**Computing Power Question 10 Answer:**

Step #4: Interpret Power of the Hypothesis Test Find probability associated with a z-score > Look this probability up as the proportion in the body of the normal distribution (column B in your textbook) p(z > -1.04) = Thus, with a sample of 25 people and a 12-point treatment effect, 85.08% of the time the hypothesis test will conclude that there is a significant effect.

30
**Frequently Asked Questions FAQs**

What is power? Power is the probability that a hypothesis test will reject the null hypothesis, if there is a treatment effect. There are 4 steps involved in finding power. Step #1: Calculate the standard error. Step #2: Locate the boundary of the critical region. Step #3: Calculate the z-score. Step #4: Find the probability.

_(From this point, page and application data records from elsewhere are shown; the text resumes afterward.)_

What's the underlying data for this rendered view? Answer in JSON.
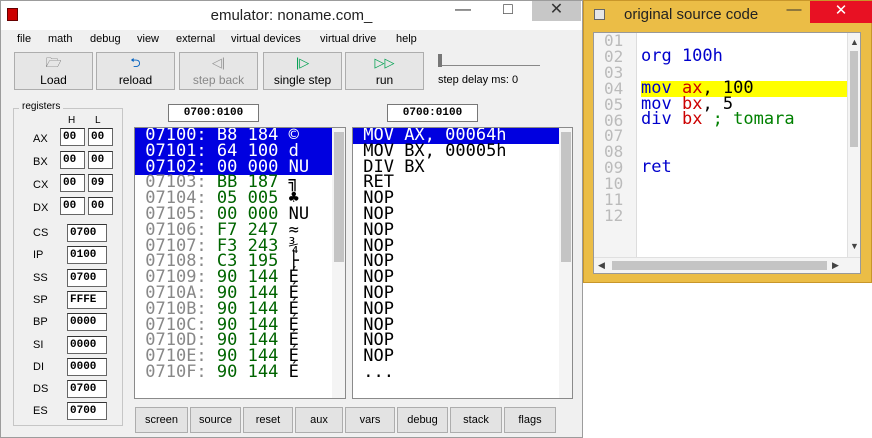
{
  "window": {
    "title": "emulator: noname.com_",
    "controls": [
      "—",
      "□",
      "✕"
    ]
  },
  "menu": [
    "file",
    "math",
    "debug",
    "view",
    "external",
    "virtual devices",
    "virtual drive",
    "help"
  ],
  "toolbar": [
    {
      "label": "Load",
      "icon": "🗁",
      "enabled": true
    },
    {
      "label": "reload",
      "icon": "⮌",
      "enabled": true
    },
    {
      "label": "step back",
      "icon": "◁|",
      "enabled": false
    },
    {
      "label": "single step",
      "icon": "|▷",
      "enabled": true
    },
    {
      "label": "run",
      "icon": "▷▷",
      "enabled": true
    }
  ],
  "step_delay": {
    "label": "step delay ms: 0",
    "value": 0
  },
  "registers": {
    "title": "registers",
    "high_label": "H",
    "low_label": "L",
    "split": [
      {
        "name": "AX",
        "h": "00",
        "l": "00"
      },
      {
        "name": "BX",
        "h": "00",
        "l": "00"
      },
      {
        "name": "CX",
        "h": "00",
        "l": "09"
      },
      {
        "name": "DX",
        "h": "00",
        "l": "00"
      }
    ],
    "full": [
      {
        "name": "CS",
        "value": "0700"
      },
      {
        "name": "IP",
        "value": "0100"
      },
      {
        "name": "SS",
        "value": "0700"
      },
      {
        "name": "SP",
        "value": "FFFE"
      },
      {
        "name": "BP",
        "value": "0000"
      },
      {
        "name": "SI",
        "value": "0000"
      },
      {
        "name": "DI",
        "value": "0000"
      },
      {
        "name": "DS",
        "value": "0700"
      },
      {
        "name": "ES",
        "value": "0700"
      }
    ]
  },
  "memory_address": "0700:0100",
  "disasm_address": "0700:0100",
  "memory": [
    {
      "addr": "07100:",
      "hex": "B8",
      "dec": "184",
      "ch": "©",
      "sel": true
    },
    {
      "addr": "07101:",
      "hex": "64",
      "dec": "100",
      "ch": "d",
      "sel": true
    },
    {
      "addr": "07102:",
      "hex": "00",
      "dec": "000",
      "ch": "NU",
      "sel": true
    },
    {
      "addr": "07103:",
      "hex": "BB",
      "dec": "187",
      "ch": "╗",
      "sel": false
    },
    {
      "addr": "07104:",
      "hex": "05",
      "dec": "005",
      "ch": "♣",
      "sel": false
    },
    {
      "addr": "07105:",
      "hex": "00",
      "dec": "000",
      "ch": "NU",
      "sel": false
    },
    {
      "addr": "07106:",
      "hex": "F7",
      "dec": "247",
      "ch": "≈",
      "sel": false
    },
    {
      "addr": "07107:",
      "hex": "F3",
      "dec": "243",
      "ch": "¾",
      "sel": false
    },
    {
      "addr": "07108:",
      "hex": "C3",
      "dec": "195",
      "ch": "├",
      "sel": false
    },
    {
      "addr": "07109:",
      "hex": "90",
      "dec": "144",
      "ch": "É",
      "sel": false
    },
    {
      "addr": "0710A:",
      "hex": "90",
      "dec": "144",
      "ch": "É",
      "sel": false
    },
    {
      "addr": "0710B:",
      "hex": "90",
      "dec": "144",
      "ch": "É",
      "sel": false
    },
    {
      "addr": "0710C:",
      "hex": "90",
      "dec": "144",
      "ch": "É",
      "sel": false
    },
    {
      "addr": "0710D:",
      "hex": "90",
      "dec": "144",
      "ch": "É",
      "sel": false
    },
    {
      "addr": "0710E:",
      "hex": "90",
      "dec": "144",
      "ch": "É",
      "sel": false
    },
    {
      "addr": "0710F:",
      "hex": "90",
      "dec": "144",
      "ch": "É",
      "sel": false
    }
  ],
  "disasm": [
    {
      "text": "MOV AX, 00064h",
      "sel": true
    },
    {
      "text": "MOV BX, 00005h",
      "sel": false
    },
    {
      "text": "DIV BX",
      "sel": false
    },
    {
      "text": "RET",
      "sel": false
    },
    {
      "text": "NOP",
      "sel": false
    },
    {
      "text": "NOP",
      "sel": false
    },
    {
      "text": "NOP",
      "sel": false
    },
    {
      "text": "NOP",
      "sel": false
    },
    {
      "text": "NOP",
      "sel": false
    },
    {
      "text": "NOP",
      "sel": false
    },
    {
      "text": "NOP",
      "sel": false
    },
    {
      "text": "NOP",
      "sel": false
    },
    {
      "text": "NOP",
      "sel": false
    },
    {
      "text": "NOP",
      "sel": false
    },
    {
      "text": "NOP",
      "sel": false
    },
    {
      "text": "...",
      "sel": false
    }
  ],
  "bottom_buttons": [
    "screen",
    "source",
    "reset",
    "aux",
    "vars",
    "debug",
    "stack",
    "flags"
  ],
  "source_window": {
    "title": "original source code",
    "close": "✕",
    "min": "—",
    "line_numbers": [
      "01",
      "02",
      "03",
      "04",
      "05",
      "06",
      "07",
      "08",
      "09",
      "10",
      "11",
      "12"
    ],
    "lines": [
      {
        "tokens": [],
        "hi": false
      },
      {
        "tokens": [
          {
            "t": "org 100h",
            "c": "kw"
          }
        ],
        "hi": false
      },
      {
        "tokens": [],
        "hi": false
      },
      {
        "tokens": [
          {
            "t": "mov ",
            "c": "kw"
          },
          {
            "t": "ax",
            "c": "reg"
          },
          {
            "t": ", 100",
            "c": "num"
          }
        ],
        "hi": true
      },
      {
        "tokens": [
          {
            "t": "mov ",
            "c": "kw"
          },
          {
            "t": "bx",
            "c": "reg"
          },
          {
            "t": ", 5",
            "c": "num"
          }
        ],
        "hi": false
      },
      {
        "tokens": [
          {
            "t": "div ",
            "c": "kw"
          },
          {
            "t": "bx",
            "c": "reg"
          },
          {
            "t": " ; tomara",
            "c": "cm"
          }
        ],
        "hi": false
      },
      {
        "tokens": [],
        "hi": false
      },
      {
        "tokens": [],
        "hi": false
      },
      {
        "tokens": [
          {
            "t": "ret",
            "c": "kw"
          }
        ],
        "hi": false
      },
      {
        "tokens": [],
        "hi": false
      },
      {
        "tokens": [],
        "hi": false
      },
      {
        "tokens": [],
        "hi": false
      }
    ]
  }
}
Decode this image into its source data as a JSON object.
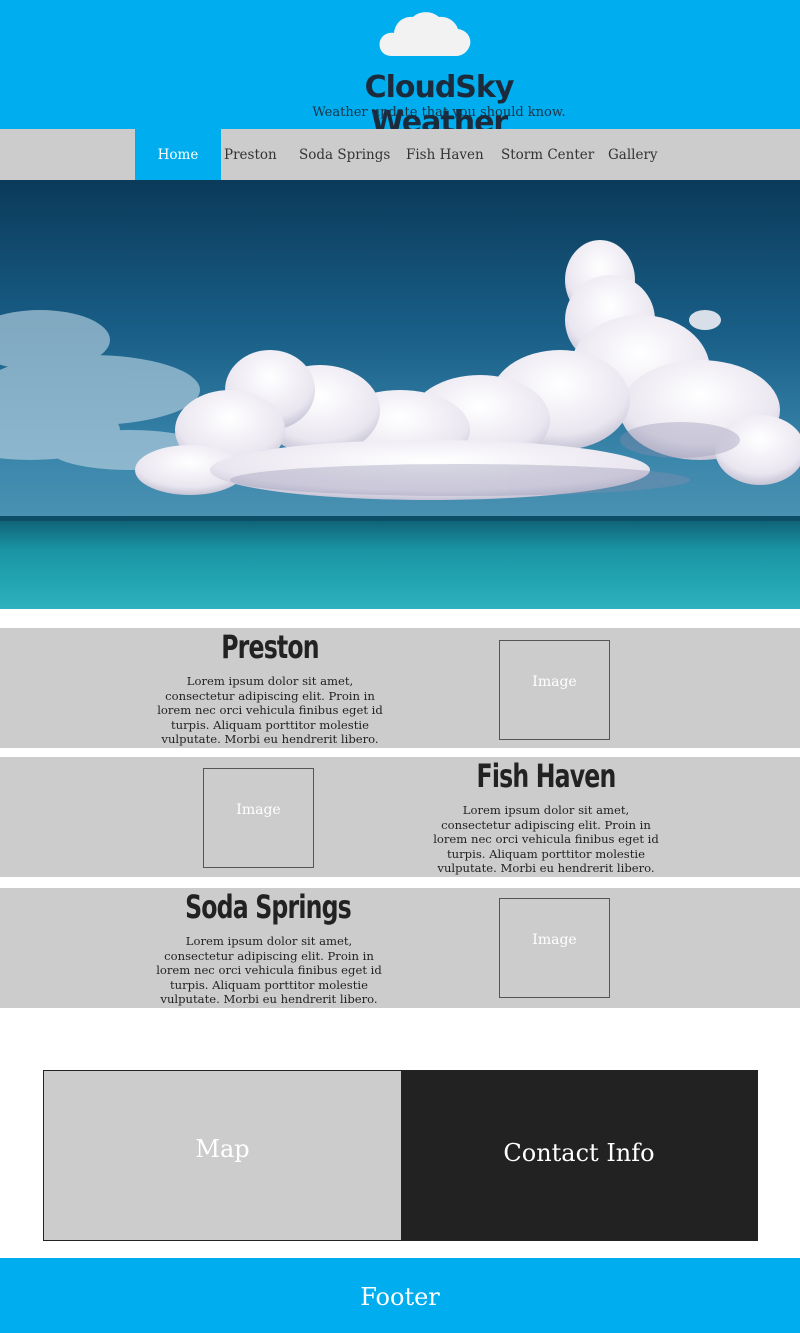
{
  "header": {
    "title": "CloudSky Weather",
    "tagline": "Weather update that you should know.",
    "logo_icon": "cloud-icon",
    "bg_color": "#00adee"
  },
  "nav": {
    "items": [
      {
        "label": "Home",
        "active": true
      },
      {
        "label": "Preston",
        "active": false
      },
      {
        "label": "Soda Springs",
        "active": false
      },
      {
        "label": "Fish Haven",
        "active": false
      },
      {
        "label": "Storm Center",
        "active": false
      },
      {
        "label": "Gallery",
        "active": false
      }
    ]
  },
  "towns": [
    {
      "name": "Preston",
      "text": "Lorem ipsum dolor sit amet, consectetur adipiscing elit. Proin in lorem nec orci vehicula finibus eget id turpis. Aliquam porttitor molestie vulputate. Morbi eu hendrerit libero.",
      "image_label": "Image"
    },
    {
      "name": "Fish Haven",
      "text": "Lorem ipsum dolor sit amet, consectetur adipiscing elit. Proin in lorem nec orci vehicula finibus eget id turpis. Aliquam porttitor molestie vulputate. Morbi eu hendrerit libero.",
      "image_label": "Image"
    },
    {
      "name": "Soda Springs",
      "text": "Lorem ipsum dolor sit amet, consectetur adipiscing elit. Proin in lorem nec orci vehicula finibus eget id turpis. Aliquam porttitor molestie vulputate. Morbi eu hendrerit libero.",
      "image_label": "Image"
    }
  ],
  "map": {
    "label": "Map"
  },
  "contact": {
    "label": "Contact Info"
  },
  "footer": {
    "label": "Footer"
  }
}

Using the example from the lecture notes, let’s go through each step. β is the probability of a type II error (false negative). Therefore, power is 1 – β.

31
**Frequently Asked Questions FAQs**

The previous slide was based upon a study from your book with μ = 80, σ = 10, and a sample (n=25) that is drawn with an 8-point treatment effect (M=88). What is the power of the related statistical test for detecting the difference between the population and sample mean?

32
**Frequently Asked Questions FAQs**

Step #1: Calculate standard error for sample In this step, we work from the population’s standard deviation (σ) and the sample size (n)

33
**Frequently Asked Questions FAQs**

Step #2: Locate Boundary of Critical Region In this step, we find the exact boundary of the critical region Pick a critical z-score based upon alpha (α =.05)

34
**Frequently Asked Questions FAQs**

Step #3: Calculate the z-score for the difference between the treated sample mean (M=83.92) for the critical region boundary and the population mean with an 8-point treatment effect (μ = 88).

35
**Frequently Asked Questions FAQs**

Interpret Power of the Hypothesis Test Find probability associated with a z-score > Look this probability up as the proportion in the body of the normal distribution (column B in your textbook) p = .9793 Thus, with a sample of 25 people and an 8-point treatment effect, 97.93% of the time the hypothesis test will conclude that there is a significant effect.

Similar presentations

OK

Chapter 8 Hypothesis Testing I. Significant Differences Hypothesis testing is designed to detect significant differences: differences that did not occur.

Chapter 8 Hypothesis Testing I. Significant Differences Hypothesis testing is designed to detect significant differences: differences that did not occur.

© 2018 SlidePlayer.com Inc.

All rights reserved.

Ads by Google

Ppt on oxygen cycle for class 9 Ppt on total parenteral nutrition contraindications Ppt on power situation in india Jit ppt on manufacturing Ppt on j&k tourism Ppt on interesting facts about planet mars Ppt on retail sales Download ppt on fundamental rights and duties of constitution Ppt on bookkeeping and accounting Ppt on eia report crude